It’s a great time to be a part of the Mariemont City School District! Our staff is committed; our students are learning; and the partnership with we have with our community is strong. Thank you for your continued support! Sincerely,

Steven Estepp Superintendent, Mariemont City Schools

transparent of a manner as possible. My hope is that you will spend some time reviewing this report to develop a better understanding of our school district’s finances and how we spend our money. The financial health of our school district is important to all of us. Please stay engaged and connected with us and find ways to share input, suggestions and ideas that will ensure the long term success of our wonderful school district. Respectfully,

Tom Golinar Treasurer, Mariemont City Schools

2 016 F I N A N C I A L A N N UA L R E P O R T Acheivements at a Glance


AP Scholars



Arts Performances

National Merit Scholars

2,139 10th years served in the district by current staff members

in the country as a school district that commands top premiums for home values


participants in after-school art and music enrichment opportunities through Warriors BEyond

$6 million offered to MHS students in 2016 for merit-based scholarships


of the graduating class pursued higher education opportunities at 44 institutions across 22 states

District Staffing

Teaching Staff Aides Clerical Staff





Administrative Staff 5%


We direct resources to the classroom.

2 016 F I N A N C I A L A N N UA L R E P O R T

Savings From Cost Reductions, Cost Avoidance, and Efficiencies

Where Does the Money Come From to Educate Your Child?



Total: $350,000

State Revenue

Locally Generated Revenue

 State Per Pupil  Real Estate Taxes  Fees  Interest

Funding  Homestead & Rollback  Tangible Personal Property Tax Reimbursements

We carefully monitor our spending & seek better ways of doing business.

2 016 F I N A N C I A L A N N UA L R E P O R T District Revenue from Tangible Personal Property Tax $2,500,000 2,500,000

$2,000,000 2,000,000

$1,500,000 1,500,000

$1,000,000 1,000,000

500,000 $500,000

0 $0

2008 2011 2014


2017 2018 2019 2020

Total Expenditures: $21,159,846 Transportation Other 1.5% 4% Administrative & Fiscal Services 10%

Districts like ours once enjoyed significant state revenue and now we are seeing it reduced. We have budgeted accordingly.
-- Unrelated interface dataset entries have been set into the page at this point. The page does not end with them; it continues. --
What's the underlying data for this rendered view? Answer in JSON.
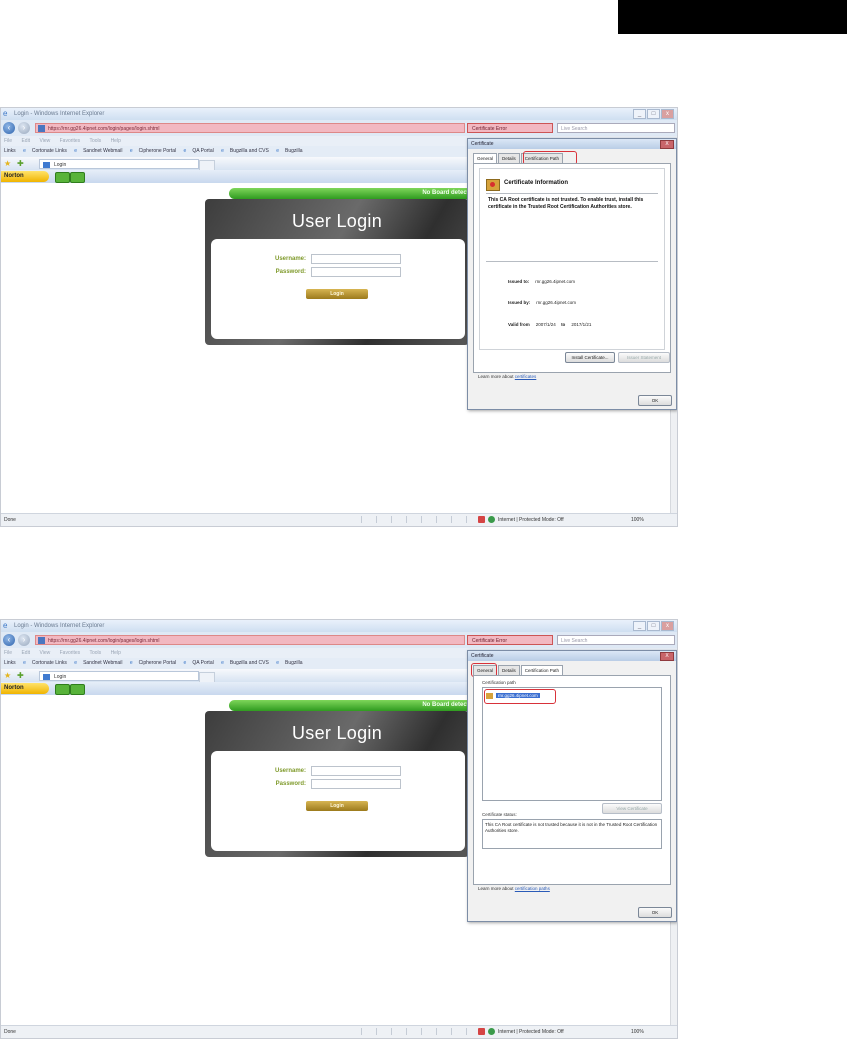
{
  "browser": {
    "window_title": "Login - Windows Internet Explorer",
    "url": "https://rnr.gg26.4ipnet.com/login/pages/login.shtml",
    "cert_error": "Certificate Error",
    "search_placeholder": "Live Search",
    "menu": [
      "File",
      "Edit",
      "View",
      "Favorites",
      "Tools",
      "Help"
    ],
    "links": [
      "Links",
      "Cortonate Links",
      "Sandnet Webmail",
      "Cipherone Portal",
      "QA Portal",
      "Bugzilla and CVS",
      "Bugzilla"
    ],
    "tab_label": "Login",
    "norton_label": "Norton",
    "status_done": "Done",
    "status_zone": "Internet | Protected Mode: Off",
    "status_zoom": "100%"
  },
  "page": {
    "banner": "No Board detected",
    "login_title": "User Login",
    "username_label": "Username:",
    "password_label": "Password:",
    "login_button": "Login"
  },
  "dialog": {
    "title": "Certificate",
    "close": "X",
    "tabs": [
      "General",
      "Details",
      "Certification Path"
    ],
    "info_title": "Certificate Information",
    "warning": "This CA Root certificate is not trusted. To enable trust, install this certificate in the Trusted Root Certification Authorities store.",
    "issued_to_label": "Issued to:",
    "issued_to": "rnr.gg26.4ipnet.com",
    "issued_by_label": "Issued by:",
    "issued_by": "rnr.gg26.4ipnet.com",
    "valid_from_label": "Valid from",
    "valid_from": "2007/1/24",
    "valid_to_label": "to",
    "valid_to": "2017/1/21",
    "install_button": "Install Certificate...",
    "issuer_statement_button": "Issuer Statement",
    "learn_prefix": "Learn more about",
    "learn_link_general": "certificates",
    "ok_button": "OK",
    "path_label": "Certification path",
    "path_item": "rnr.gg26.4ipnet.com",
    "view_cert_button": "View Certificate",
    "status_label": "Certificate status:",
    "status_text": "This CA Root certificate is not trusted because it is not in the Trusted Root Certification Authorities store.",
    "learn_link_path": "certification paths"
  }
}
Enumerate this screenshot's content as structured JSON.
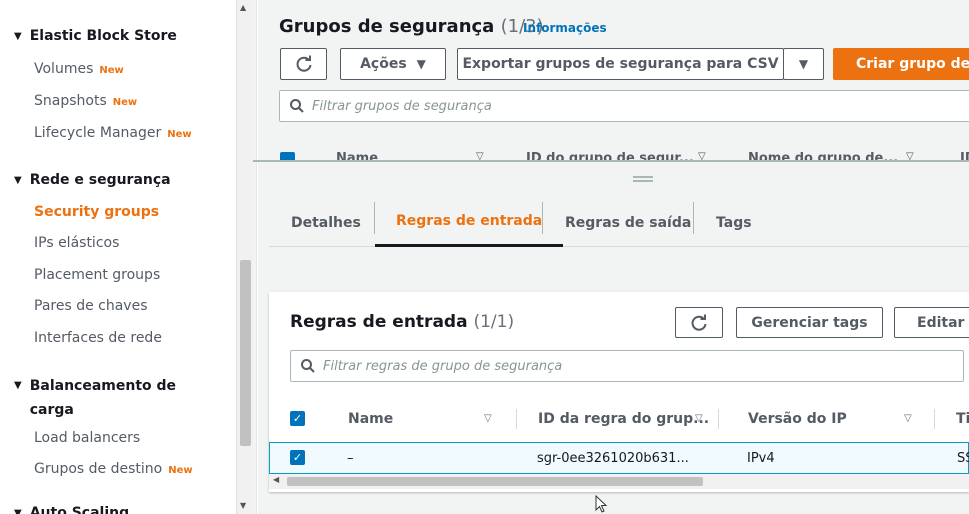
{
  "sidebar": {
    "sections": [
      {
        "label": "Elastic Block Store",
        "items": [
          {
            "label": "Volumes",
            "badge": "New"
          },
          {
            "label": "Snapshots",
            "badge": "New"
          },
          {
            "label": "Lifecycle Manager",
            "badge": "New"
          }
        ]
      },
      {
        "label": "Rede e segurança",
        "items": [
          {
            "label": "Security groups",
            "badge": ""
          },
          {
            "label": "IPs elásticos",
            "badge": ""
          },
          {
            "label": "Placement groups",
            "badge": ""
          },
          {
            "label": "Pares de chaves",
            "badge": ""
          },
          {
            "label": "Interfaces de rede",
            "badge": ""
          }
        ]
      },
      {
        "label": "Balanceamento de carga",
        "items": [
          {
            "label": "Load balancers",
            "badge": ""
          },
          {
            "label": "Grupos de destino",
            "badge": "New"
          }
        ]
      },
      {
        "label": "Auto Scaling",
        "items": []
      }
    ],
    "active_item": "Security groups"
  },
  "top": {
    "title": "Grupos de segurança",
    "count": "(1/3)",
    "info_link": "Informações",
    "refresh_icon": "refresh-icon",
    "actions_label": "Ações",
    "export_label": "Exportar grupos de segurança para CSV",
    "create_label": "Criar grupo de s",
    "search_placeholder": "Filtrar grupos de segurança",
    "table_headers": [
      "Name",
      "ID do grupo de segur...",
      "Nome do grupo de...",
      "ID"
    ]
  },
  "tabs": [
    {
      "label": "Detalhes",
      "active": false
    },
    {
      "label": "Regras de entrada",
      "active": true
    },
    {
      "label": "Regras de saída",
      "active": false
    },
    {
      "label": "Tags",
      "active": false
    }
  ],
  "inbound": {
    "title": "Regras de entrada",
    "count": "(1/1)",
    "manage_tags_label": "Gerenciar tags",
    "edit_label": "Editar r",
    "search_placeholder": "Filtrar regras de grupo de segurança",
    "headers": [
      "Name",
      "ID da regra do grup...",
      "Versão do IP",
      "Ti"
    ],
    "rows": [
      {
        "name": "–",
        "rule_id": "sgr-0ee3261020b631...",
        "ip_version": "IPv4",
        "type": "SS"
      }
    ]
  },
  "colors": {
    "accent": "#ec7211",
    "link": "#0073bb",
    "checkbox": "#0073bb"
  }
}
Total Revenues: $23,844,208 Other 1%

Extracurricular 3%

State Revenue 25% Maintenance & Facilities 12%

Instruction 69.5%

Local Taxes 74%

2 016 F I N A N C I A L A N N UA L R E P O R T

It’s time. We must revisit & complete the final section of the 2009 Master Facilities Plan: The high school.

Capital Expenditures for Maintenance 2016 2015 2014 2013 2012 MHS :




Classroom Size Comparison

672 Sq. Ft.

MHS average size learning space

930 Sq. Ft. 950 Sq. Ft.

According to the OFCC, it would cost approximately


to bring MHS to todayâ&#x20AC;&#x2122;s code and standard

Average size learning space recommended by Ohio Facilities Construction Commision

Average size learning space in other district buildings

Board of Education: Nan Dill | Bill Flynn | Mike Gaburo | Kelli Neville | Ken White For more information about Mariemont City Schools, please visit the school district website at

2016 Financial Annual Report